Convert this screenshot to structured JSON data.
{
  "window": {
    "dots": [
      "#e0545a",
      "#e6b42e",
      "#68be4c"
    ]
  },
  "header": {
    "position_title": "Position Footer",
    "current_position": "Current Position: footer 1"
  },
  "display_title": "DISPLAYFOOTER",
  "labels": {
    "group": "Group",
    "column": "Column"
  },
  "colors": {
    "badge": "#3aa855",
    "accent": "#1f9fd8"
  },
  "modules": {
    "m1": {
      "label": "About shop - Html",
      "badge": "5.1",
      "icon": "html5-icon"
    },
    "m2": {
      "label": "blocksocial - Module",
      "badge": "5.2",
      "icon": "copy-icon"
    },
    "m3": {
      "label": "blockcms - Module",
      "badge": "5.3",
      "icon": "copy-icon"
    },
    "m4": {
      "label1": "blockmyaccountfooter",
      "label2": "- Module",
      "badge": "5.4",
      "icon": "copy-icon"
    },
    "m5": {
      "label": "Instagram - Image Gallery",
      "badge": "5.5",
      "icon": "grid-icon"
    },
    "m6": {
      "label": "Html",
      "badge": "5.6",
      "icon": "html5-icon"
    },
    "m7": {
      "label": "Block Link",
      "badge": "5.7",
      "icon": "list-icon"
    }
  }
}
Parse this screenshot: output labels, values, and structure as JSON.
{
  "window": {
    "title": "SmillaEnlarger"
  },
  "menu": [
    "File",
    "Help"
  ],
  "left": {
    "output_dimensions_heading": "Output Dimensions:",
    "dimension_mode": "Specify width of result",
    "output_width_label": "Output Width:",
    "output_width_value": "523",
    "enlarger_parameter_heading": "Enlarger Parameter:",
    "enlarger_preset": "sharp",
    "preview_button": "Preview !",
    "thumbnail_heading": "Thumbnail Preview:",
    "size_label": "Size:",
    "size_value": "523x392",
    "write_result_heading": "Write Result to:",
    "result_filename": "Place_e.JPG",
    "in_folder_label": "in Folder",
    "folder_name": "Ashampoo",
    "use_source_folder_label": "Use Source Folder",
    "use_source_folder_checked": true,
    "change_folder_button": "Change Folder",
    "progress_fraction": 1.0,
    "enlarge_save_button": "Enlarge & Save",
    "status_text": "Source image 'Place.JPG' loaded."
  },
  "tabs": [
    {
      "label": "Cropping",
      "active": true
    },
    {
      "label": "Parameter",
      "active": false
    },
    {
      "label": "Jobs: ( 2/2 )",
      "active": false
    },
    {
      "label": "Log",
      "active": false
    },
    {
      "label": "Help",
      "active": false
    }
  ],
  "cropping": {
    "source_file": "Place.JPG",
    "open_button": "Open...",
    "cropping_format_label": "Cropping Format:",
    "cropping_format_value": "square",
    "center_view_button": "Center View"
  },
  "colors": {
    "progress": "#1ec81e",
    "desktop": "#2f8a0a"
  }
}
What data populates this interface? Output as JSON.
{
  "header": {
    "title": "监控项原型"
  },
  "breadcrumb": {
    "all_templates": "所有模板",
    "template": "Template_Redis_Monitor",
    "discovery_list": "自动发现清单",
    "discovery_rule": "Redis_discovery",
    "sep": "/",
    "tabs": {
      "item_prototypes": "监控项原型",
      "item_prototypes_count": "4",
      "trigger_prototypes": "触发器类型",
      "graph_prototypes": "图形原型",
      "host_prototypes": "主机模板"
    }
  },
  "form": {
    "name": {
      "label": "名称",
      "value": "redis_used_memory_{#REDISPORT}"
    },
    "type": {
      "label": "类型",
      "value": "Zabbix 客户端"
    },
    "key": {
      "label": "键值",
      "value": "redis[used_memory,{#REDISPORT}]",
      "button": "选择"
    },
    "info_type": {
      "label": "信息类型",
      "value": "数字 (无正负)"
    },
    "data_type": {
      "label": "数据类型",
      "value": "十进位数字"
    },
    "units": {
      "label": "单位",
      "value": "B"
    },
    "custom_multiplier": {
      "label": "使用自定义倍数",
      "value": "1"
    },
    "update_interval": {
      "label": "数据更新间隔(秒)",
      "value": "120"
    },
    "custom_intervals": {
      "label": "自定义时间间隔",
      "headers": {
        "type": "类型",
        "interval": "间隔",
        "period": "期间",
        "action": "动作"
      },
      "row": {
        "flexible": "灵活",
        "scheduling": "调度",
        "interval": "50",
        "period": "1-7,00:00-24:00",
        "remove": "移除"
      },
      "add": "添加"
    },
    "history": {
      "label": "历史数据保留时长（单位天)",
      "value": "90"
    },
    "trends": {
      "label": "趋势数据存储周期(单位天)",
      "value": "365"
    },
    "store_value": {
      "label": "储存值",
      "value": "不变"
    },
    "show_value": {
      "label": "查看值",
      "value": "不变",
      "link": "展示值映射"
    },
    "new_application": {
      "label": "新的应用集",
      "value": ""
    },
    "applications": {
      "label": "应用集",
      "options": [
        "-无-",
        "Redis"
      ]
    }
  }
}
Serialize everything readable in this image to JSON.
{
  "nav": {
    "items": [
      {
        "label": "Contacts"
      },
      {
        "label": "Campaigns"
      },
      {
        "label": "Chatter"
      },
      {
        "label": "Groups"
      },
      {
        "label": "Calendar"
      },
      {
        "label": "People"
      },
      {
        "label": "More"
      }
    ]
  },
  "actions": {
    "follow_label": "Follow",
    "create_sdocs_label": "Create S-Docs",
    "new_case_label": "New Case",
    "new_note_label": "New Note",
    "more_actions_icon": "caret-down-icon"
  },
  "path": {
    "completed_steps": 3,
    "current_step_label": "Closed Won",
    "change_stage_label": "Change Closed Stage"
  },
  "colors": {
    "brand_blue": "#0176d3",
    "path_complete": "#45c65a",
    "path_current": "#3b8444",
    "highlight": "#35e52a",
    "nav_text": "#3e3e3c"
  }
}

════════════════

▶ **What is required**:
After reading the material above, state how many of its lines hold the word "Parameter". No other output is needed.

▶ **Result**:
2